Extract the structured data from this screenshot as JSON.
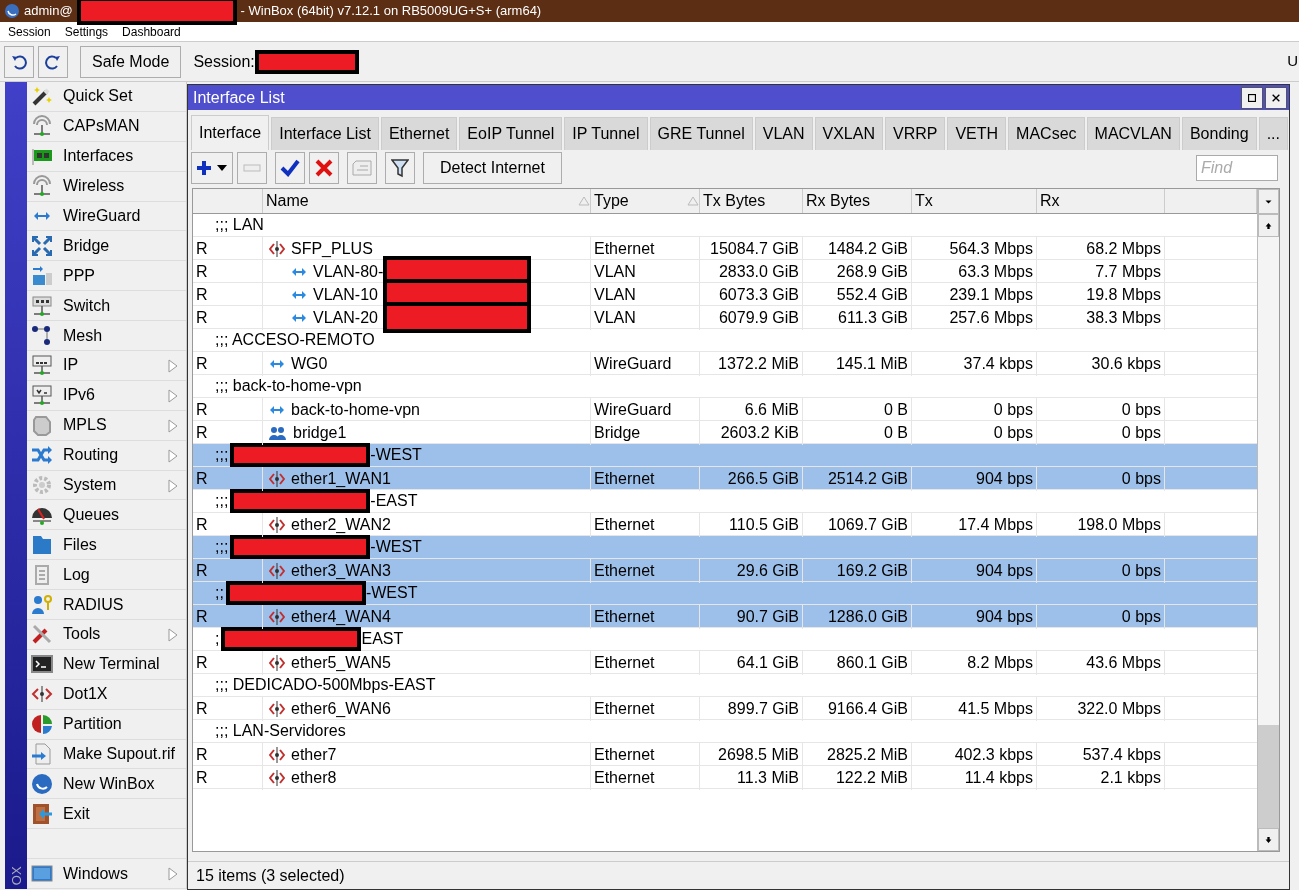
{
  "title_bar": {
    "user": "admin@",
    "redacted": true,
    "text": "- WinBox (64bit) v7.12.1 on RB5009UG+S+ (arm64)"
  },
  "menu": [
    "Session",
    "Settings",
    "Dashboard"
  ],
  "toolbar": {
    "safe_mode": "Safe Mode",
    "session_label": "Session:",
    "session_redacted": true,
    "edge_text": "U"
  },
  "sidebar": {
    "brand": "OX",
    "items": [
      {
        "label": "Quick Set",
        "submenu": false
      },
      {
        "label": "CAPsMAN",
        "submenu": false
      },
      {
        "label": "Interfaces",
        "submenu": false
      },
      {
        "label": "Wireless",
        "submenu": false
      },
      {
        "label": "WireGuard",
        "submenu": false
      },
      {
        "label": "Bridge",
        "submenu": false
      },
      {
        "label": "PPP",
        "submenu": false
      },
      {
        "label": "Switch",
        "submenu": false
      },
      {
        "label": "Mesh",
        "submenu": false
      },
      {
        "label": "IP",
        "submenu": true
      },
      {
        "label": "IPv6",
        "submenu": true
      },
      {
        "label": "MPLS",
        "submenu": true
      },
      {
        "label": "Routing",
        "submenu": true
      },
      {
        "label": "System",
        "submenu": true
      },
      {
        "label": "Queues",
        "submenu": false
      },
      {
        "label": "Files",
        "submenu": false
      },
      {
        "label": "Log",
        "submenu": false
      },
      {
        "label": "RADIUS",
        "submenu": false
      },
      {
        "label": "Tools",
        "submenu": true
      },
      {
        "label": "New Terminal",
        "submenu": false
      },
      {
        "label": "Dot1X",
        "submenu": false
      },
      {
        "label": "Partition",
        "submenu": false
      },
      {
        "label": "Make Supout.rif",
        "submenu": false
      },
      {
        "label": "New WinBox",
        "submenu": false
      },
      {
        "label": "Exit",
        "submenu": false
      },
      {
        "label": "Windows",
        "submenu": true,
        "kind": "bottom"
      }
    ]
  },
  "window": {
    "title": "Interface List",
    "tabs": [
      {
        "label": "Interface",
        "selected": true
      },
      {
        "label": "Interface List",
        "selected": false
      },
      {
        "label": "Ethernet",
        "selected": false
      },
      {
        "label": "EoIP Tunnel",
        "selected": false
      },
      {
        "label": "IP Tunnel",
        "selected": false
      },
      {
        "label": "GRE Tunnel",
        "selected": false
      },
      {
        "label": "VLAN",
        "selected": false
      },
      {
        "label": "VXLAN",
        "selected": false
      },
      {
        "label": "VRRP",
        "selected": false
      },
      {
        "label": "VETH",
        "selected": false
      },
      {
        "label": "MACsec",
        "selected": false
      },
      {
        "label": "MACVLAN",
        "selected": false
      },
      {
        "label": "Bonding",
        "selected": false
      },
      {
        "label": "...",
        "selected": false
      }
    ],
    "detect_button": "Detect Internet",
    "find": {
      "placeholder": "Find"
    },
    "columns": [
      {
        "label": "Name",
        "sortable": true
      },
      {
        "label": "Type",
        "sortable": true
      },
      {
        "label": "Tx Bytes",
        "sortable": false
      },
      {
        "label": "Rx Bytes",
        "sortable": false
      },
      {
        "label": "Tx",
        "sortable": false
      },
      {
        "label": "Rx",
        "sortable": false
      }
    ],
    "rows": [
      {
        "kind": "comment",
        "prefix": ";;;",
        "text": "LAN",
        "redacted": false,
        "selected": false
      },
      {
        "kind": "ethernet",
        "flag": "R",
        "name": "SFP_PLUS",
        "type": "Ethernet",
        "tx_bytes": "15084.7 GiB",
        "rx_bytes": "1484.2 GiB",
        "tx": "564.3 Mbps",
        "rx": "68.2 Mbps",
        "selected": false,
        "children": [
          {
            "kind": "tunnel",
            "flag": "R",
            "name": "VLAN-80-",
            "redacted": true,
            "type": "VLAN",
            "tx_bytes": "2833.0 GiB",
            "rx_bytes": "268.9 GiB",
            "tx": "63.3 Mbps",
            "rx": "7.7 Mbps",
            "selected": false
          },
          {
            "kind": "tunnel",
            "flag": "R",
            "name": "VLAN-10",
            "redacted": true,
            "type": "VLAN",
            "tx_bytes": "6073.3 GiB",
            "rx_bytes": "552.4 GiB",
            "tx": "239.1 Mbps",
            "rx": "19.8 Mbps",
            "selected": false
          },
          {
            "kind": "tunnel",
            "flag": "R",
            "name": "VLAN-20",
            "redacted": true,
            "type": "VLAN",
            "tx_bytes": "6079.9 GiB",
            "rx_bytes": "611.3 GiB",
            "tx": "257.6 Mbps",
            "rx": "38.3 Mbps",
            "selected": false
          }
        ]
      },
      {
        "kind": "comment",
        "prefix": ";;;",
        "text": "ACCESO-REMOTO",
        "redacted": false,
        "selected": false
      },
      {
        "kind": "tunnel",
        "flag": "R",
        "name": "WG0",
        "type": "WireGuard",
        "tx_bytes": "1372.2 MiB",
        "rx_bytes": "145.1 MiB",
        "tx": "37.4 kbps",
        "rx": "30.6 kbps",
        "selected": false
      },
      {
        "kind": "comment",
        "prefix": ";;;",
        "text": "back-to-home-vpn",
        "redacted": false,
        "selected": false
      },
      {
        "kind": "tunnel",
        "flag": "R",
        "name": "back-to-home-vpn",
        "type": "WireGuard",
        "tx_bytes": "6.6 MiB",
        "rx_bytes": "0 B",
        "tx": "0 bps",
        "rx": "0 bps",
        "selected": false
      },
      {
        "kind": "bridge",
        "flag": "R",
        "name": "bridge1",
        "type": "Bridge",
        "tx_bytes": "2603.2 KiB",
        "rx_bytes": "0 B",
        "tx": "0 bps",
        "rx": "0 bps",
        "selected": false
      },
      {
        "kind": "comment",
        "prefix": ";;;",
        "text": "-WEST",
        "redacted": true,
        "selected": true
      },
      {
        "kind": "ethernet",
        "flag": "R",
        "name": "ether1_WAN1",
        "type": "Ethernet",
        "tx_bytes": "266.5 GiB",
        "rx_bytes": "2514.2 GiB",
        "tx": "904 bps",
        "rx": "0 bps",
        "selected": true
      },
      {
        "kind": "comment",
        "prefix": ";;;",
        "text": "-EAST",
        "redacted": true,
        "selected": false
      },
      {
        "kind": "ethernet",
        "flag": "R",
        "name": "ether2_WAN2",
        "type": "Ethernet",
        "tx_bytes": "110.5 GiB",
        "rx_bytes": "1069.7 GiB",
        "tx": "17.4 Mbps",
        "rx": "198.0 Mbps",
        "selected": false
      },
      {
        "kind": "comment",
        "prefix": ";;;",
        "text": "-WEST",
        "redacted": true,
        "selected": true
      },
      {
        "kind": "ethernet",
        "flag": "R",
        "name": "ether3_WAN3",
        "type": "Ethernet",
        "tx_bytes": "29.6 GiB",
        "rx_bytes": "169.2 GiB",
        "tx": "904 bps",
        "rx": "0 bps",
        "selected": true
      },
      {
        "kind": "comment",
        "prefix": ";;",
        "text": "-WEST",
        "redacted": true,
        "selected": true
      },
      {
        "kind": "ethernet",
        "flag": "R",
        "name": "ether4_WAN4",
        "type": "Ethernet",
        "tx_bytes": "90.7 GiB",
        "rx_bytes": "1286.0 GiB",
        "tx": "904 bps",
        "rx": "0 bps",
        "selected": true
      },
      {
        "kind": "comment",
        "prefix": ";",
        "text": "EAST",
        "redacted": true,
        "selected": false
      },
      {
        "kind": "ethernet",
        "flag": "R",
        "name": "ether5_WAN5",
        "type": "Ethernet",
        "tx_bytes": "64.1 GiB",
        "rx_bytes": "860.1 GiB",
        "tx": "8.2 Mbps",
        "rx": "43.6 Mbps",
        "selected": false
      },
      {
        "kind": "comment",
        "prefix": ";;;",
        "text": "DEDICADO-500Mbps-EAST",
        "redacted": false,
        "selected": false
      },
      {
        "kind": "ethernet",
        "flag": "R",
        "name": "ether6_WAN6",
        "type": "Ethernet",
        "tx_bytes": "899.7 GiB",
        "rx_bytes": "9166.4 GiB",
        "tx": "41.5 Mbps",
        "rx": "322.0 Mbps",
        "selected": false
      },
      {
        "kind": "comment",
        "prefix": ";;;",
        "text": "LAN-Servidores",
        "redacted": false,
        "selected": false
      },
      {
        "kind": "ethernet",
        "flag": "R",
        "name": "ether7",
        "type": "Ethernet",
        "tx_bytes": "2698.5 MiB",
        "rx_bytes": "2825.2 MiB",
        "tx": "402.3 kbps",
        "rx": "537.4 kbps",
        "selected": false
      },
      {
        "kind": "ethernet",
        "flag": "R",
        "name": "ether8",
        "type": "Ethernet",
        "tx_bytes": "11.3 MiB",
        "rx_bytes": "122.2 MiB",
        "tx": "11.4 kbps",
        "rx": "2.1 kbps",
        "selected": false
      }
    ],
    "status": "15 items (3 selected)"
  }
}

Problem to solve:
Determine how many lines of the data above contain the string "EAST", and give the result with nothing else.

Result of the task:
3